[Recorded data]

......

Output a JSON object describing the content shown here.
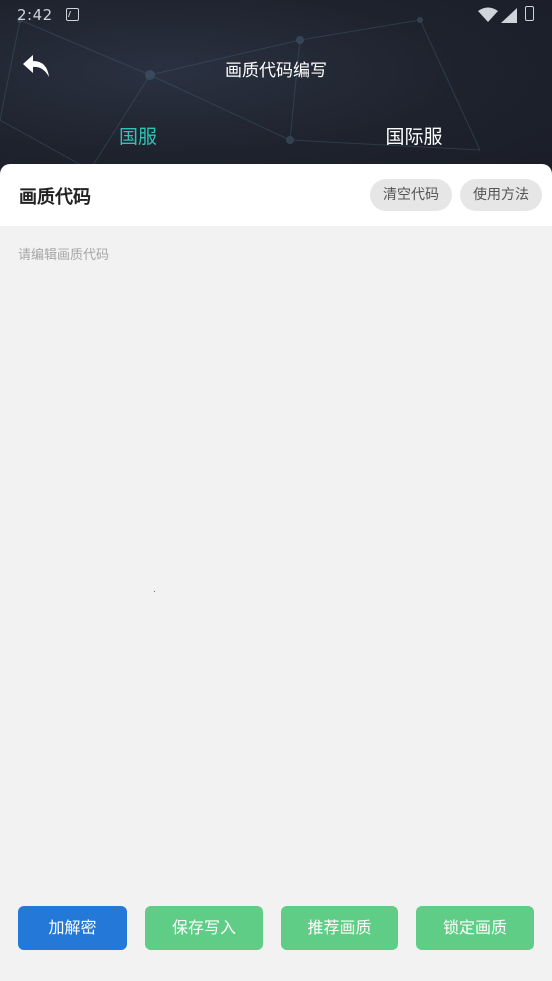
{
  "statusbar": {
    "time": "2:42"
  },
  "header": {
    "title": "画质代码编写"
  },
  "tabs": [
    {
      "label": "国服",
      "active": true
    },
    {
      "label": "国际服",
      "active": false
    }
  ],
  "card": {
    "title": "画质代码",
    "clear_label": "清空代码",
    "help_label": "使用方法"
  },
  "editor": {
    "placeholder": "请编辑画质代码",
    "value": ""
  },
  "buttons": {
    "decrypt": "加解密",
    "save_write": "保存写入",
    "recommend": "推荐画质",
    "lock": "锁定画质"
  },
  "colors": {
    "accent": "#2ec4b6",
    "primary_blue": "#2478d8",
    "green": "#5fcd85",
    "header_bg": "#1e222d"
  },
  "icons": {
    "back": "back-arrow-icon",
    "wifi": "wifi-icon",
    "signal": "signal-icon",
    "battery": "battery-icon",
    "notification": "notification-icon"
  }
}
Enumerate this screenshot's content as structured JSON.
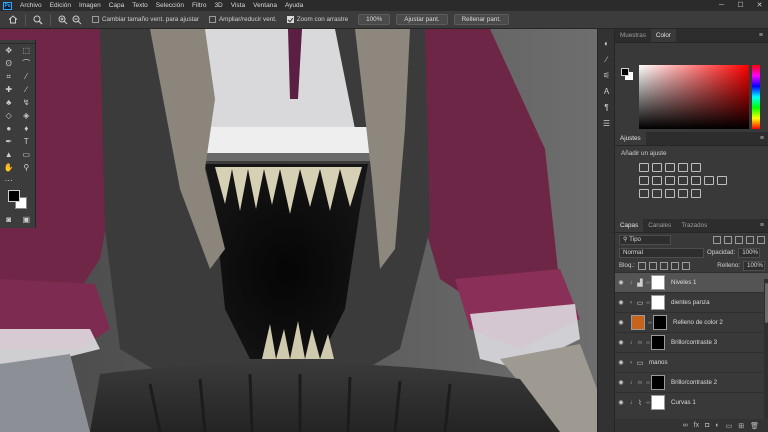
{
  "menu": {
    "app_badge": "Ps",
    "items": [
      "Archivo",
      "Edición",
      "Imagen",
      "Capa",
      "Texto",
      "Selección",
      "Filtro",
      "3D",
      "Vista",
      "Ventana",
      "Ayuda"
    ]
  },
  "options": {
    "resize_windows_label": "Cambiar tamaño vent. para ajustar",
    "resize_windows_checked": false,
    "zoom_all_label": "Ampliar/reducir vent.",
    "zoom_all_checked": false,
    "scrubby_label": "Zoom con arrastre",
    "scrubby_checked": true,
    "zoom_value": "100%",
    "fit_screen": "Ajustar pant.",
    "fill_screen": "Rellenar pant."
  },
  "panels": {
    "swatches_tab": "Muestras",
    "color_tab": "Color",
    "adjustments_tab": "Ajustes",
    "add_adjustment": "Añadir un ajuste"
  },
  "layers_panel": {
    "tabs": [
      "Capas",
      "Canales",
      "Trazados"
    ],
    "filter_kind": "Tipo",
    "blend_mode": "Normal",
    "opacity_label": "Opacidad:",
    "opacity_value": "100%",
    "lock_label": "Bloq.:",
    "fill_label": "Relleno:",
    "fill_value": "100%",
    "layers": [
      {
        "name": "Niveles 1",
        "selected": true
      },
      {
        "name": "dientes panza"
      },
      {
        "name": "Relleno de color 2"
      },
      {
        "name": "Brillo/contraste 3"
      },
      {
        "name": "manos"
      },
      {
        "name": "Brillo/contraste 2"
      },
      {
        "name": "Curvas 1"
      }
    ]
  },
  "colors": {
    "fill_layer_color": "#c8641a",
    "dress_purple": "#7a2b4e"
  }
}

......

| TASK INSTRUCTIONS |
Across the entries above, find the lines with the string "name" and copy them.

| TASK RESPONSE |
        "name": "Niveles 1",
        "name": "dientes panza"
        "name": "Relleno de color 2"
        "name": "Brillo/contraste 3"
        "name": "manos"
        "name": "Brillo/contraste 2"
        "name": "Curvas 1"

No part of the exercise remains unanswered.